Try it - For this exercise, restate word for word only the lines from the one containing "Extract the structured" through the last line below. Pictures do not get copied.

Web page and app entries
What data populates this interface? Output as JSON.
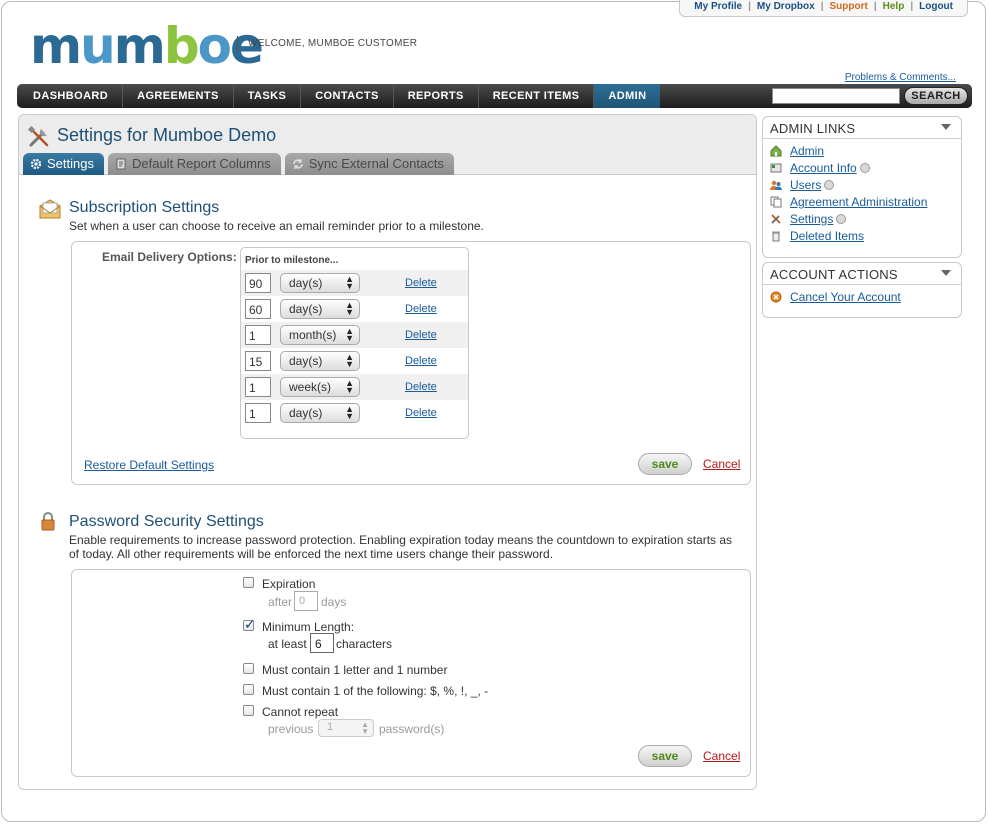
{
  "top_links": [
    "My Profile",
    "My Dropbox",
    "Support",
    "Help",
    "Logout"
  ],
  "brand": {
    "logo_text": "mumboe",
    "welcome": "WELCOME, MUMBOE CUSTOMER"
  },
  "problems_link": "Problems & Comments...",
  "nav": {
    "items": [
      "DASHBOARD",
      "AGREEMENTS",
      "TASKS",
      "CONTACTS",
      "REPORTS",
      "RECENT ITEMS",
      "ADMIN"
    ],
    "active": "ADMIN",
    "search_value": "",
    "search_button": "SEARCH"
  },
  "page": {
    "title": "Settings for Mumboe Demo",
    "tabs": [
      "Settings",
      "Default Report Columns",
      "Sync External Contacts"
    ]
  },
  "subscription": {
    "title": "Subscription Settings",
    "description": "Set when a user can choose to receive an email reminder prior to a milestone.",
    "delivery_label": "Email Delivery Options:",
    "prior_header": "Prior to milestone...",
    "rows": [
      {
        "value": "90",
        "unit": "day(s)"
      },
      {
        "value": "60",
        "unit": "day(s)"
      },
      {
        "value": "1",
        "unit": "month(s)"
      },
      {
        "value": "15",
        "unit": "day(s)"
      },
      {
        "value": "1",
        "unit": "week(s)"
      },
      {
        "value": "1",
        "unit": "day(s)"
      }
    ],
    "delete_label": "Delete",
    "restore_link": "Restore Default Settings",
    "save": "save",
    "cancel": "Cancel"
  },
  "password": {
    "title": "Password Security Settings",
    "description_line1": "Enable requirements to increase password protection. Enabling expiration today means the countdown to expiration starts as",
    "description_line2": "of today. All other requirements will be enforced the next time users change their password.",
    "expiration_label": "Expiration",
    "after_label": "after",
    "expiration_value": "0",
    "days_label": "days",
    "min_length_label": "Minimum Length:",
    "at_least_label": "at least",
    "min_length_value": "6",
    "characters_label": "characters",
    "letter_number_label": "Must contain 1 letter and 1 number",
    "special_label": "Must contain 1 of the following: $, %, !, _, -",
    "repeat_label": "Cannot repeat",
    "previous_label": "previous",
    "previous_value": "1",
    "passwords_label": "password(s)",
    "checks": {
      "expiration": false,
      "min_length": true,
      "letter_number": false,
      "special": false,
      "repeat": false
    },
    "save": "save",
    "cancel": "Cancel"
  },
  "sidebar": {
    "admin_links_title": "ADMIN LINKS",
    "admin_links": [
      "Admin",
      "Account Info",
      "Users",
      "Agreement Administration",
      "Settings",
      "Deleted Items"
    ],
    "account_actions_title": "ACCOUNT ACTIONS",
    "account_actions": [
      "Cancel Your Account"
    ]
  },
  "colors": {
    "nav_active": "#1f5b82",
    "title_blue": "#1f4f74",
    "link_blue": "#1a5b9a",
    "save_green": "#4e8a1b",
    "cancel_red": "#b5161b"
  }
}
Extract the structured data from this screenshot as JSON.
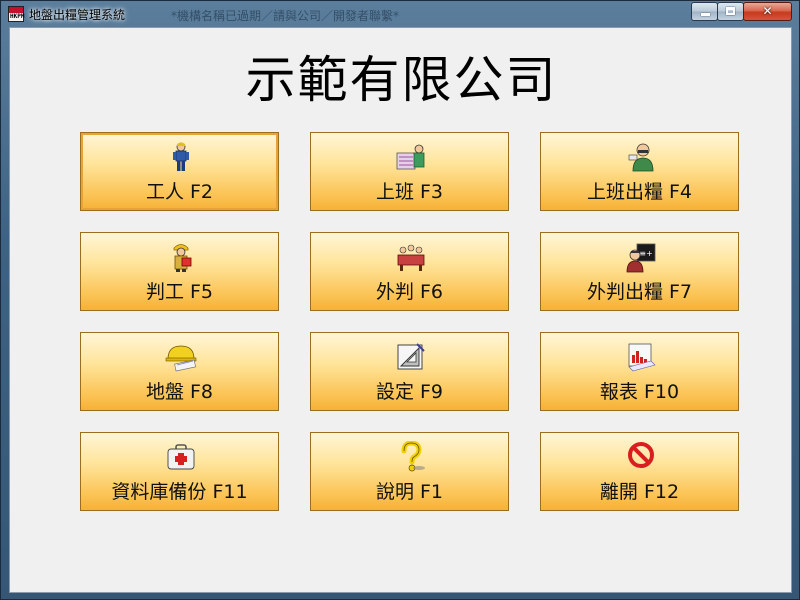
{
  "window": {
    "title": "地盤出糧管理系統",
    "ghost_title": "*機構名稱已過期／請與公司／開發者聯繫*",
    "icon_text": "HKPM"
  },
  "company": {
    "name": "示範有限公司"
  },
  "menu": [
    {
      "label": "工人  F2",
      "icon": "worker-icon"
    },
    {
      "label": "上班  F3",
      "icon": "attendance-icon"
    },
    {
      "label": "上班出糧  F4",
      "icon": "payroll-icon"
    },
    {
      "label": "判工  F5",
      "icon": "subcontractor-icon"
    },
    {
      "label": "外判  F6",
      "icon": "outsource-icon"
    },
    {
      "label": "外判出糧  F7",
      "icon": "outsource-payroll-icon"
    },
    {
      "label": "地盤  F8",
      "icon": "site-icon"
    },
    {
      "label": "設定  F9",
      "icon": "settings-icon"
    },
    {
      "label": "報表  F10",
      "icon": "report-icon"
    },
    {
      "label": "資料庫備份  F11",
      "icon": "backup-icon"
    },
    {
      "label": "說明  F1",
      "icon": "help-icon"
    },
    {
      "label": "離開  F12",
      "icon": "exit-icon"
    }
  ],
  "colors": {
    "button_top": "#fff6d6",
    "button_bottom": "#f6b138",
    "button_border": "#9a6e1c",
    "exit_red": "#d81e1e"
  }
}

Completed task -
Extract the structured data from this screenshot as JSON.
{
  "window": {
    "title": "地盤出糧管理系統",
    "ghost_title": "*機構名稱已過期／請與公司／開發者聯繫*",
    "icon_text": "HKPM"
  },
  "company": {
    "name": "示範有限公司"
  },
  "menu": [
    {
      "label": "工人  F2",
      "icon": "worker-icon"
    },
    {
      "label": "上班  F3",
      "icon": "attendance-icon"
    },
    {
      "label": "上班出糧  F4",
      "icon": "payroll-icon"
    },
    {
      "label": "判工  F5",
      "icon": "subcontractor-icon"
    },
    {
      "label": "外判  F6",
      "icon": "outsource-icon"
    },
    {
      "label": "外判出糧  F7",
      "icon": "outsource-payroll-icon"
    },
    {
      "label": "地盤  F8",
      "icon": "site-icon"
    },
    {
      "label": "設定  F9",
      "icon": "settings-icon"
    },
    {
      "label": "報表  F10",
      "icon": "report-icon"
    },
    {
      "label": "資料庫備份  F11",
      "icon": "backup-icon"
    },
    {
      "label": "說明  F1",
      "icon": "help-icon"
    },
    {
      "label": "離開  F12",
      "icon": "exit-icon"
    }
  ],
  "colors": {
    "button_top": "#fff6d6",
    "button_bottom": "#f6b138",
    "button_border": "#9a6e1c",
    "exit_red": "#d81e1e"
  }
}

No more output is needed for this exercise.